Driving-linked risks for conscientious motorists in Polk and Cobb counties and elsewhere across Georgia are constant and varied. A representative list of challenges ranges broadly from pedal-to-the-metal speeders and tailgaters to nasty weather and animals suddenly darting in front of vehicles.
And, of course, there are legions of drivers in our midst who routinely negotiate traffic with one hand firmly wrapped around a cellphone. Negligent behind-the-wheel behaviors also include grooming, steering with knees while eating, playing with pets and even intermittently nodding off.
As scary as all that is, there is one specific risk to all drivers on the road and their accompanying passengers that is especially outsized.

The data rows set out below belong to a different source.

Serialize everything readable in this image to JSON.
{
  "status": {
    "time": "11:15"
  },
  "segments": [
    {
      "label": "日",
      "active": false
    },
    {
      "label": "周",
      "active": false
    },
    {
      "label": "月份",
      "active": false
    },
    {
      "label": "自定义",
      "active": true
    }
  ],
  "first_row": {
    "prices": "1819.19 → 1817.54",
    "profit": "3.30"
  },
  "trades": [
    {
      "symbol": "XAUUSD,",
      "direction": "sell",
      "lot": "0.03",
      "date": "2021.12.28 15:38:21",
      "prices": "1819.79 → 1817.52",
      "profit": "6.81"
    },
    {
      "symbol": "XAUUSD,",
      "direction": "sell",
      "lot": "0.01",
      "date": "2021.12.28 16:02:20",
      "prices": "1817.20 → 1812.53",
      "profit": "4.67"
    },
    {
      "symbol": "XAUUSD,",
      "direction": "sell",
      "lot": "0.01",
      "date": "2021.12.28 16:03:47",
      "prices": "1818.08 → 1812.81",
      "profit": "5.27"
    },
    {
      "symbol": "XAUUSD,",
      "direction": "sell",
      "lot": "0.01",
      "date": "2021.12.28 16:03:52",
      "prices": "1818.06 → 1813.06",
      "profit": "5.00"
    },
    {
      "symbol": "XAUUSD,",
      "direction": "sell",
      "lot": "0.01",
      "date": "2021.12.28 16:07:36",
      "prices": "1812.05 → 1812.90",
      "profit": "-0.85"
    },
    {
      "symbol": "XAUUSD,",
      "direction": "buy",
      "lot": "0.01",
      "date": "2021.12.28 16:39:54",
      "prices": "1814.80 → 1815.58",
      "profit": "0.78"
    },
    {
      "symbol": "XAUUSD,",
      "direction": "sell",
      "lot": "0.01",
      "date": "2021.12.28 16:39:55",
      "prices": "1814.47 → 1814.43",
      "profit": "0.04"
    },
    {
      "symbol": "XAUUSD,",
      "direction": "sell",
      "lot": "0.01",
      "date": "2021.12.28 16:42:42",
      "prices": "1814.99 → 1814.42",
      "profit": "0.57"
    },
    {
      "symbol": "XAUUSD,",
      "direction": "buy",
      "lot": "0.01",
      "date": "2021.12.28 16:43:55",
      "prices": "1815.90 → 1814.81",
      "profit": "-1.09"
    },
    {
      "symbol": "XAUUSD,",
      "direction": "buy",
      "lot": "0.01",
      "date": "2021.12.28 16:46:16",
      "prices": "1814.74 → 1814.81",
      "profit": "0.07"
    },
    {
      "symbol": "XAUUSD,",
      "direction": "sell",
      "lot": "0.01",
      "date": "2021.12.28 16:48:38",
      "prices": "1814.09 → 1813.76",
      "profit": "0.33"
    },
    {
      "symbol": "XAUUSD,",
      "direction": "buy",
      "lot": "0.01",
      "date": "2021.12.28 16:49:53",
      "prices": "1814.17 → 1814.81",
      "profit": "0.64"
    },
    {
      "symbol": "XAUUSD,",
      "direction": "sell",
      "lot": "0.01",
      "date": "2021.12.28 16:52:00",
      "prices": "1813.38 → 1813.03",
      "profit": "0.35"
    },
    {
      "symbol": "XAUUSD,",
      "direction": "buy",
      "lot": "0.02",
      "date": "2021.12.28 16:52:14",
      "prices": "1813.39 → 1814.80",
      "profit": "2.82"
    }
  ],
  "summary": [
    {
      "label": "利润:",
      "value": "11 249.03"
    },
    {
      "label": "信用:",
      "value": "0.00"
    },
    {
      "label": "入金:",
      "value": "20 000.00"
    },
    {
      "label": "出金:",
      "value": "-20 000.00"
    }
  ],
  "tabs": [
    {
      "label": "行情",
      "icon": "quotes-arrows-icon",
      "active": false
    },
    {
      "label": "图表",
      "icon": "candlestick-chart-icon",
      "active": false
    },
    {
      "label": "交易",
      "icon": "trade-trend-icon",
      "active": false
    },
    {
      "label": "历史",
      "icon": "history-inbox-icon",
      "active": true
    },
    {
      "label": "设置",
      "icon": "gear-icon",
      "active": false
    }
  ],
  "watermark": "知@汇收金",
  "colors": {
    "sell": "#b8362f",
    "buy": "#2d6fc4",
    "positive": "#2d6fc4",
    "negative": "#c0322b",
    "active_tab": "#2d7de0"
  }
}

Namely, that is the typically adverse outcome — commonly severe, often tragic — linked with an accident involving a large truck.
There are of course many thousands of those daily crisscrossing Georgia, on thoroughfares ranging from major interstates and freeways to divided roads and corridors connecting rural communities.
Just how dangerous are accidents involving large trucks?
Although careful Georgia drivers already know the answer to that above header query, relevant statistics accurately culled by federal safety regulators might reasonably surprise them and even temper their perceptions. A report posted late last year by the U.S. Department of Transportation notes these alarming facts:
- More than 11 people died in large truck accidents nationally on average every single day of the year over a recent measuring period
- Reportedly, 82% of fatal crash victims were individuals other than truck occupants
- Stunningly, 97% of all fatalities in direct truck-passenger vehicle collisions were riders in the smaller conveyances
- Recent trending data point to a progressive uptick in truck-related accidents, despite the advent of new safety technologies
It is easy to see why the results linked with truck crashes are generally so dire. There are many distinct factors at work that both figuratively and literally drive downside outcomes in such accidents. One informative website on large truck crash causes/results and potential legal remedies for victims duly cites “the uniqueness of a trucking injury case.”
It is obvious that commercial trucks are roadway behemoths. The federal Insurance Institute for Highway Safety reports that some of them “weigh 20-30 times as much as passenger cars.” Understandably, it takes an undue amount of time to slow or stop that moving weight.
Moreover, large trucks have huge blind spots. Their ground clearance is high, which increases so-called “underride” risks for occupants in other vehicles. Professional truckers routinely operate under strict time schedules, which sometimes results in stressed and overly fatigued drivers. Trucks that are always on the go sometimes forgo scheduled maintenance checks and repairs.
Any combination of those factors can yield catastrophic results for crash victims and their families. A truck-linked crash can also spur a a compelling need to secure a meaningful post-accident legal recovery that fully assigns accountability, addresses deterrence and secures maximum compensation responding to injury-promoting negligence.
Driving is often a pleasant experience, but Georgia motorists know that it also entails challenges and occasionally material risks as outlined in the above subject matter.
We wish all motorists across the state a safe driving experience.